The aggregate number of rounds fired during these three months was thus 26,912, amounting to about 545 tons of iron. The total expenditure of ammunition from the beginning of the campaign to October 31 was 44,973 rounds, amounting to 870 tons of iron. Upon the Petersburg lines the firing has been so frequent as to render it difficult to select special instances for mention. At all hours of the day and night sudden artillery battle have occurred, often involving the entire line and demanding the expenditure of many tons of ammunition. This has usually arisen from the position of the right of our line, which is necessarily enfiladed from the Chesterfield Heights, and advantage that has given the rebel batteries there a strong temptation to open fire.

It is beyond a doubt that our practice, especially in mortars, is superior to theirs, and these fights have thus uniformly terminated by our silencing them. Upon the occasion of their exploding a mine near Battery 12, on August 5, an unusually heavy fire occurred, as also at other times when they attempted to interfere with the use of our military railroad or we tried to interrupt their working parties or to stop picket-firing by shelling Petersburg. General Butler's canal at Dutch Gap has also been the scene of much firing.

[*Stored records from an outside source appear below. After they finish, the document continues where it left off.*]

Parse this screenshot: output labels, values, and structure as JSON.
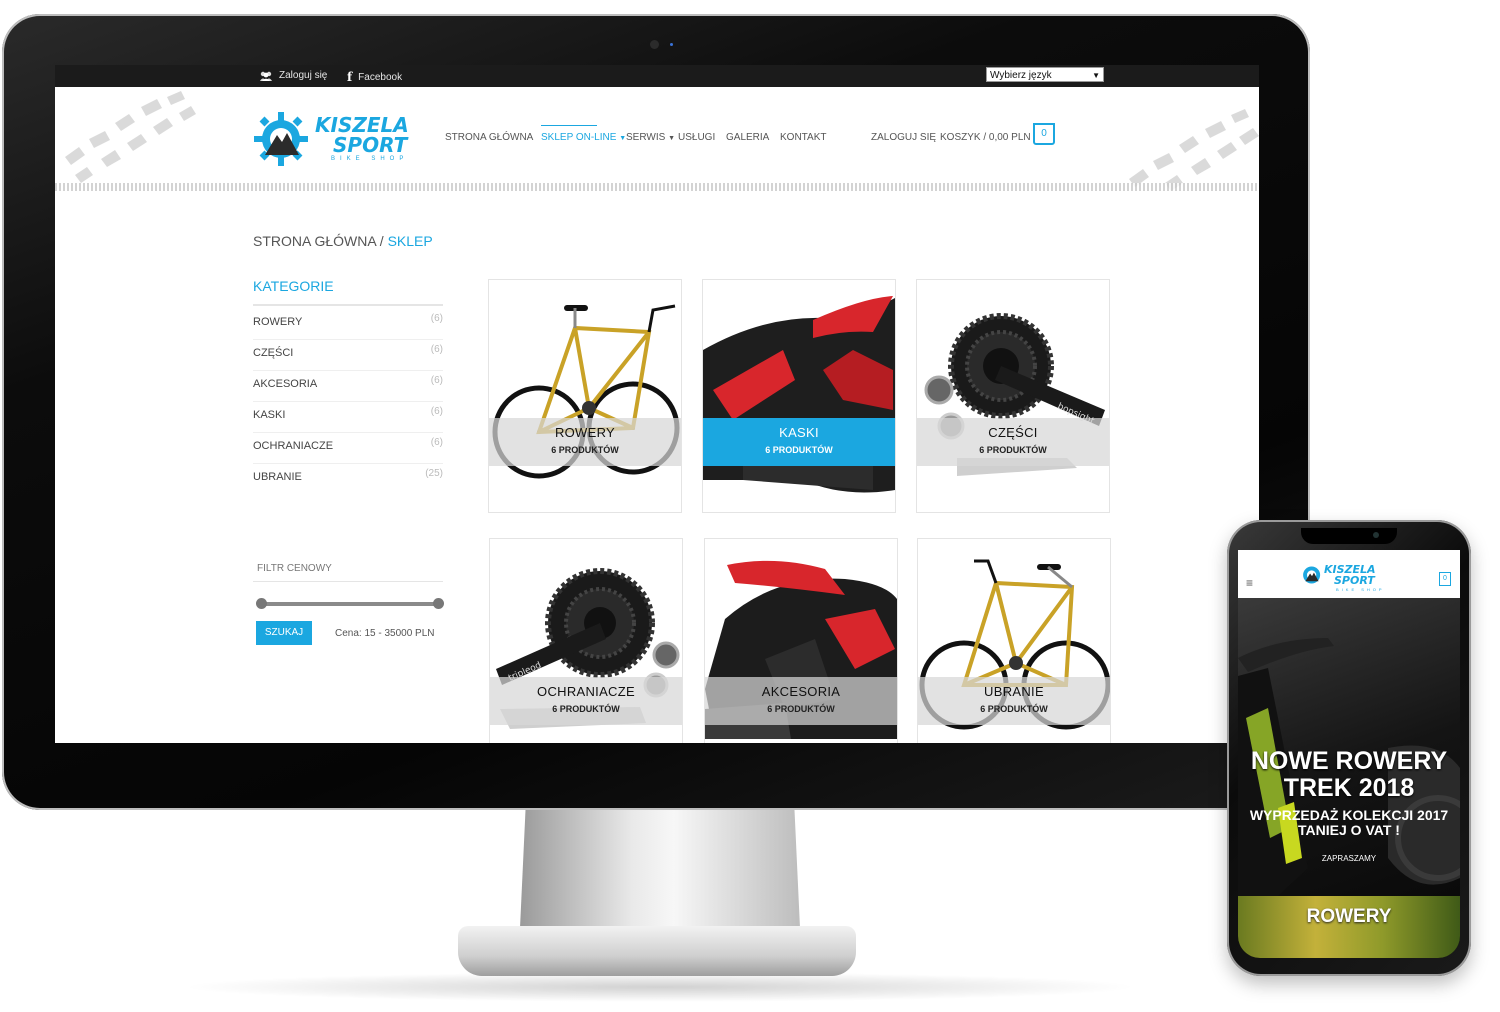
{
  "colors": {
    "accent": "#1ba7e0",
    "topbar": "#1b1b1b"
  },
  "topbar": {
    "login_label": "Zaloguj się",
    "login_icon": "users-icon",
    "facebook_label": "Facebook",
    "facebook_icon": "facebook-icon",
    "language_select": "Wybierz język"
  },
  "brand": {
    "line1": "KISZELA",
    "line2": "SPORT",
    "tagline": "BIKE SHOP"
  },
  "nav": {
    "items": [
      {
        "label": "STRONA GŁÓWNA"
      },
      {
        "label": "SKLEP ON-LINE"
      },
      {
        "label": "SERWIS"
      },
      {
        "label": "USŁUGI"
      },
      {
        "label": "GALERIA"
      },
      {
        "label": "KONTAKT"
      }
    ],
    "login": "ZALOGUJ SIĘ",
    "cart": "KOSZYK / 0,00 PLN",
    "cart_count": "0"
  },
  "breadcrumb": {
    "home": "STRONA GŁÓWNA",
    "separator": " / ",
    "current": "SKLEP"
  },
  "sidebar": {
    "title": "KATEGORIE",
    "categories": [
      {
        "name": "ROWERY",
        "count": "(6)"
      },
      {
        "name": "CZĘŚCI",
        "count": "(6)"
      },
      {
        "name": "AKCESORIA",
        "count": "(6)"
      },
      {
        "name": "KASKI",
        "count": "(6)"
      },
      {
        "name": "OCHRANIACZE",
        "count": "(6)"
      },
      {
        "name": "UBRANIE",
        "count": "(25)"
      }
    ],
    "filter_title": "FILTR CENOWY",
    "search_button": "SZUKAJ",
    "price_range": "Cena: 15 - 35000 PLN"
  },
  "products": [
    {
      "title": "ROWERY",
      "count": "6 PRODUKTÓW",
      "image": "bicycle"
    },
    {
      "title": "KASKI",
      "count": "6 PRODUKTÓW",
      "image": "helmet"
    },
    {
      "title": "CZĘŚCI",
      "count": "6 PRODUKTÓW",
      "image": "crankset"
    },
    {
      "title": "OCHRANIACZE",
      "count": "6 PRODUKTÓW",
      "image": "crankset"
    },
    {
      "title": "AKCESORIA",
      "count": "6 PRODUKTÓW",
      "image": "helmet"
    },
    {
      "title": "UBRANIE",
      "count": "6 PRODUKTÓW",
      "image": "bicycle"
    }
  ],
  "mobile": {
    "hero_title_1": "NOWE ROWERY",
    "hero_title_2": "TREK 2018",
    "hero_sub_1": "WYPRZEDAŻ KOLEKCJI 2017",
    "hero_sub_2": "TANIEJ O VAT !",
    "hero_cta": "ZAPRASZAMY",
    "cart_count": "0",
    "band_label": "ROWERY"
  }
}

On August 13, just after the work began, the rebel navy came down, and, in conjunction with the Howlett house batteries and some field guns on Cox's Hill, opened a very heavy concentric fire upon the gap from an are of about 170 degrees. My James River batteries were very active and finally succeeded driving off the rams and silencing the Howlett house battery so effectually that the experiment was not repeated. About August 20, however, the rebels planted some Coehorn mortars in a secure spot northwest of the canal within good range, and since that time have kept up a desultory fire upon the gap, doing very little damage, however, owing to the want of skill in serving the mortars. Not one in a hundred of their shells have fallen in the canal, where good